### INFORMATION PROVIDED:
Start of Block
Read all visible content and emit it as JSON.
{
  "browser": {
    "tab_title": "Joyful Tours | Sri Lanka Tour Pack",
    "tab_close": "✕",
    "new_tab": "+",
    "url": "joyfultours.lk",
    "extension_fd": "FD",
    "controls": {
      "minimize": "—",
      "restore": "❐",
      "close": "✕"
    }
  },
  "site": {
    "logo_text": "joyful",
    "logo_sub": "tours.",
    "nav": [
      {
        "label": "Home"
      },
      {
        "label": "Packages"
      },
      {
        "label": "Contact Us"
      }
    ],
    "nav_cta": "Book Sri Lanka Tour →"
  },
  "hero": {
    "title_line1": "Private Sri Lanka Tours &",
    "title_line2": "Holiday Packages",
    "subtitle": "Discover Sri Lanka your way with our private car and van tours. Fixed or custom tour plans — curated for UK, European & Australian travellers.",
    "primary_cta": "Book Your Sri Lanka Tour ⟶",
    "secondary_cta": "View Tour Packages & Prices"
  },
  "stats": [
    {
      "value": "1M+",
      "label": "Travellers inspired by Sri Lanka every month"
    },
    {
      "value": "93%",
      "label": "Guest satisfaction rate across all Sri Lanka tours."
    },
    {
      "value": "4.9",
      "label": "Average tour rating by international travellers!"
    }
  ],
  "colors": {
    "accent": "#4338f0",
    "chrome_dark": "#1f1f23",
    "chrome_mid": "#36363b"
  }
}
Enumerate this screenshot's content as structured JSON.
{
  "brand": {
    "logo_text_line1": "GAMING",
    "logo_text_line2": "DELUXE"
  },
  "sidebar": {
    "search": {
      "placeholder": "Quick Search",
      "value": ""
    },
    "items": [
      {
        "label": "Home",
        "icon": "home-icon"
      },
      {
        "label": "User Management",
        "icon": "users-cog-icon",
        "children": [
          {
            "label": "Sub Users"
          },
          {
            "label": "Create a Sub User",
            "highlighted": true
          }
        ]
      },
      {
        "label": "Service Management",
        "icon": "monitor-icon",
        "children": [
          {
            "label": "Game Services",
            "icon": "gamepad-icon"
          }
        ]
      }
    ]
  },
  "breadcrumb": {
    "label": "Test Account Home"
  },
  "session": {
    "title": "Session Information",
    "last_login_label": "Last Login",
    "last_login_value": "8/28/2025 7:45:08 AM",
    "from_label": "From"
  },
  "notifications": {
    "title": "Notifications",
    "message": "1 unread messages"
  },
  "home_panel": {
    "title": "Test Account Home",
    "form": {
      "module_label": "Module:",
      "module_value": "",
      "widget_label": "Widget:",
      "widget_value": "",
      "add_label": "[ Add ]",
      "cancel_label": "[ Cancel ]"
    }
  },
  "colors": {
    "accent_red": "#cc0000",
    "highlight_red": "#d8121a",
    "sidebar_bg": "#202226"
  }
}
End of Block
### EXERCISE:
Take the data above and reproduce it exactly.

### RESULT OF THIS TASK:
Read all visible content and emit it as JSON.
{
  "browser": {
    "tab_title": "Joyful Tours | Sri Lanka Tour Pack",
    "tab_close": "✕",
    "new_tab": "+",
    "url": "joyfultours.lk",
    "extension_fd": "FD",
    "controls": {
      "minimize": "—",
      "restore": "❐",
      "close": "✕"
    }
  },
  "site": {
    "logo_text": "joyful",
    "logo_sub": "tours.",
    "nav": [
      {
        "label": "Home"
      },
      {
        "label": "Packages"
      },
      {
        "label": "Contact Us"
      }
    ],
    "nav_cta": "Book Sri Lanka Tour →"
  },
  "hero": {
    "title_line1": "Private Sri Lanka Tours &",
    "title_line2": "Holiday Packages",
    "subtitle": "Discover Sri Lanka your way with our private car and van tours. Fixed or custom tour plans — curated for UK, European & Australian travellers.",
    "primary_cta": "Book Your Sri Lanka Tour ⟶",
    "secondary_cta": "View Tour Packages & Prices"
  },
  "stats": [
    {
      "value": "1M+",
      "label": "Travellers inspired by Sri Lanka every month"
    },
    {
      "value": "93%",
      "label": "Guest satisfaction rate across all Sri Lanka tours."
    },
    {
      "value": "4.9",
      "label": "Average tour rating by international travellers!"
    }
  ],
  "colors": {
    "accent": "#4338f0",
    "chrome_dark": "#1f1f23",
    "chrome_mid": "#36363b"
  }
}
Enumerate this screenshot's content as structured JSON.
{
  "brand": {
    "logo_text_line1": "GAMING",
    "logo_text_line2": "DELUXE"
  },
  "sidebar": {
    "search": {
      "placeholder": "Quick Search",
      "value": ""
    },
    "items": [
      {
        "label": "Home",
        "icon": "home-icon"
      },
      {
        "label": "User Management",
        "icon": "users-cog-icon",
        "children": [
          {
            "label": "Sub Users"
          },
          {
            "label": "Create a Sub User",
            "highlighted": true
          }
        ]
      },
      {
        "label": "Service Management",
        "icon": "monitor-icon",
        "children": [
          {
            "label": "Game Services",
            "icon": "gamepad-icon"
          }
        ]
      }
    ]
  },
  "breadcrumb": {
    "label": "Test Account Home"
  },
  "session": {
    "title": "Session Information",
    "last_login_label": "Last Login",
    "last_login_value": "8/28/2025 7:45:08 AM",
    "from_label": "From"
  },
  "notifications": {
    "title": "Notifications",
    "message": "1 unread messages"
  },
  "home_panel": {
    "title": "Test Account Home",
    "form": {
      "module_label": "Module:",
      "module_value": "",
      "widget_label": "Widget:",
      "widget_value": "",
      "add_label": "[ Add ]",
      "cancel_label": "[ Cancel ]"
    }
  },
  "colors": {
    "accent_red": "#cc0000",
    "highlight_red": "#d8121a",
    "sidebar_bg": "#202226"
  }
}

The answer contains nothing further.